WHAT YOU NEED TO DO: From the records below, count the lines holding the string "usages". Only the number is wanted.

Records from a data source:

++++++

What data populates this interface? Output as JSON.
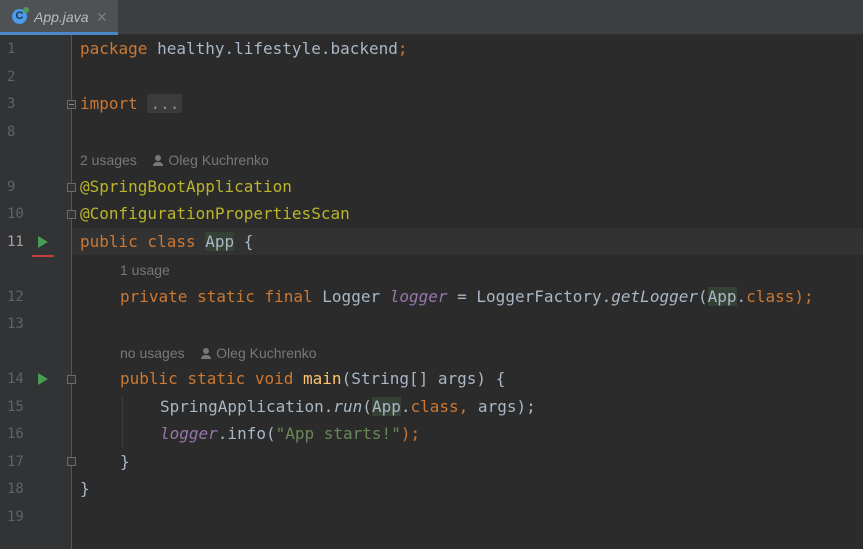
{
  "tabs": [
    {
      "title": "App.java",
      "icon": "java-class-icon",
      "active": true
    }
  ],
  "gutter": {
    "line_numbers": [
      "1",
      "2",
      "3",
      "8",
      "9",
      "10",
      "11",
      "12",
      "13",
      "14",
      "15",
      "16",
      "17",
      "18",
      "19"
    ],
    "active_line": "11"
  },
  "code": {
    "line1": {
      "kw": "package",
      "rest": " healthy.lifestyle.backend",
      "semi": ";"
    },
    "line3": {
      "kw": "import",
      "folded": "..."
    },
    "hint_class": {
      "usages": "2 usages",
      "author": "Oleg Kuchrenko"
    },
    "line9": "@SpringBootApplication",
    "line10": "@ConfigurationPropertiesScan",
    "line11": {
      "kw": "public class",
      "name": "App",
      "rest": " {"
    },
    "hint_logger": {
      "usages": "1 usage"
    },
    "line12": {
      "kw": "private static final",
      "type": " Logger ",
      "field": "logger",
      "eq": " = LoggerFactory.",
      "method": "getLogger",
      "open": "(",
      "cls": "App",
      "dot": ".",
      "classkw": "class",
      "close": ");"
    },
    "hint_main": {
      "usages": "no usages",
      "author": "Oleg Kuchrenko"
    },
    "line14": {
      "kw": "public static void",
      "name": "main",
      "rest": "(String[] args) {"
    },
    "line15": {
      "prefix": "SpringApplication.",
      "method": "run",
      "open": "(",
      "cls": "App",
      "dot": ".",
      "classkw": "class",
      "comma": ",",
      "rest": " args);"
    },
    "line16": {
      "field": "logger",
      "call": ".info(",
      "str": "\"App starts!\"",
      "close": ");"
    },
    "line17": "}",
    "line18": "}"
  }
}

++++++

ANSWER AREA: 3